• Exercise description
Check each line of the records below and collect those that include the word "templates".

(Data shown)

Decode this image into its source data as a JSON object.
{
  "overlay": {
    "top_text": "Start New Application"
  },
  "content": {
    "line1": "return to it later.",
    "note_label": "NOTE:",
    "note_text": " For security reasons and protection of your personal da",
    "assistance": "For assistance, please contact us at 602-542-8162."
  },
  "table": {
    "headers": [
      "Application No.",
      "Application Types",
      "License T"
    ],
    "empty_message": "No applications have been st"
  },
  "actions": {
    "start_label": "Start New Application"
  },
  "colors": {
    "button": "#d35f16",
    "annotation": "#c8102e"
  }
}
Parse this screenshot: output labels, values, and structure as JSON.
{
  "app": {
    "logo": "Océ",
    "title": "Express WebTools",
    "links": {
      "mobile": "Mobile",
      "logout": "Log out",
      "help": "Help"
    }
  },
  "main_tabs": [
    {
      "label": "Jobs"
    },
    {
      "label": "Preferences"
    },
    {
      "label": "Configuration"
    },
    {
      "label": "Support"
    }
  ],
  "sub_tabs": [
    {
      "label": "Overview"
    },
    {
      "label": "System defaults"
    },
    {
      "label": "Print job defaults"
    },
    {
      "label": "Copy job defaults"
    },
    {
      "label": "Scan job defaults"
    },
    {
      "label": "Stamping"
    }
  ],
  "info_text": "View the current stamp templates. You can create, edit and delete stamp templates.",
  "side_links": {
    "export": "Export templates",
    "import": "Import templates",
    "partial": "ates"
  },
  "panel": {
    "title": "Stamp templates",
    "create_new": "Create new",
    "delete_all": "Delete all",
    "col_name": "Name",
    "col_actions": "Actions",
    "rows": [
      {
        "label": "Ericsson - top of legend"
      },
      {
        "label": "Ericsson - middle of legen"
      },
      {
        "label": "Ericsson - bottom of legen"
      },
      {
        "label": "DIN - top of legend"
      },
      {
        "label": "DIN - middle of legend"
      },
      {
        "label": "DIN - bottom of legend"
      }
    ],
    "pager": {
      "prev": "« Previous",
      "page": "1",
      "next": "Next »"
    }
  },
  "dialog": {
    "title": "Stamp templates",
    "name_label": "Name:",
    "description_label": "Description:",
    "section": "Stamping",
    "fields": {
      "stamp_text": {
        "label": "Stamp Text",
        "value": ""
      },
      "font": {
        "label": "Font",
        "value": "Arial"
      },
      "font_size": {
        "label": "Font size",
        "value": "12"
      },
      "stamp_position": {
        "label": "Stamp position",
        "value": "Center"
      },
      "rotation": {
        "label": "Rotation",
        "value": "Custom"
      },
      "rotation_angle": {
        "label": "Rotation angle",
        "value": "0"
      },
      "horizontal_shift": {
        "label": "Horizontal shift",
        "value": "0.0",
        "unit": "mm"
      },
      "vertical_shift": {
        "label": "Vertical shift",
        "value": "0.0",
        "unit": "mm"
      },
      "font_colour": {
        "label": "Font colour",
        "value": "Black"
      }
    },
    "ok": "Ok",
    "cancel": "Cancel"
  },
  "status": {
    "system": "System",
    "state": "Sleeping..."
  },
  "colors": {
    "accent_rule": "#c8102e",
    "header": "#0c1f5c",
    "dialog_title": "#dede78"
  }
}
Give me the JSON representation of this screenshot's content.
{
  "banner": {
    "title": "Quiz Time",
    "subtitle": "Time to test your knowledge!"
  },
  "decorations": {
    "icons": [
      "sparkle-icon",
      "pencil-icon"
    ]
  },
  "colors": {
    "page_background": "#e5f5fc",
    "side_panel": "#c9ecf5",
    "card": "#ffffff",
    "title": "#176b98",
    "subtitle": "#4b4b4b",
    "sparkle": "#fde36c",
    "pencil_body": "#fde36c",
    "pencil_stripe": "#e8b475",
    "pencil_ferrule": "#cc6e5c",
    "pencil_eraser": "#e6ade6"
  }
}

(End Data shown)

• Your response
  "info_text": "View the current stamp templates. You can create, edit and delete stamp templates.",
    "export": "Export templates",
    "import": "Import templates",
    "title": "Stamp templates",
    "title": "Stamp templates",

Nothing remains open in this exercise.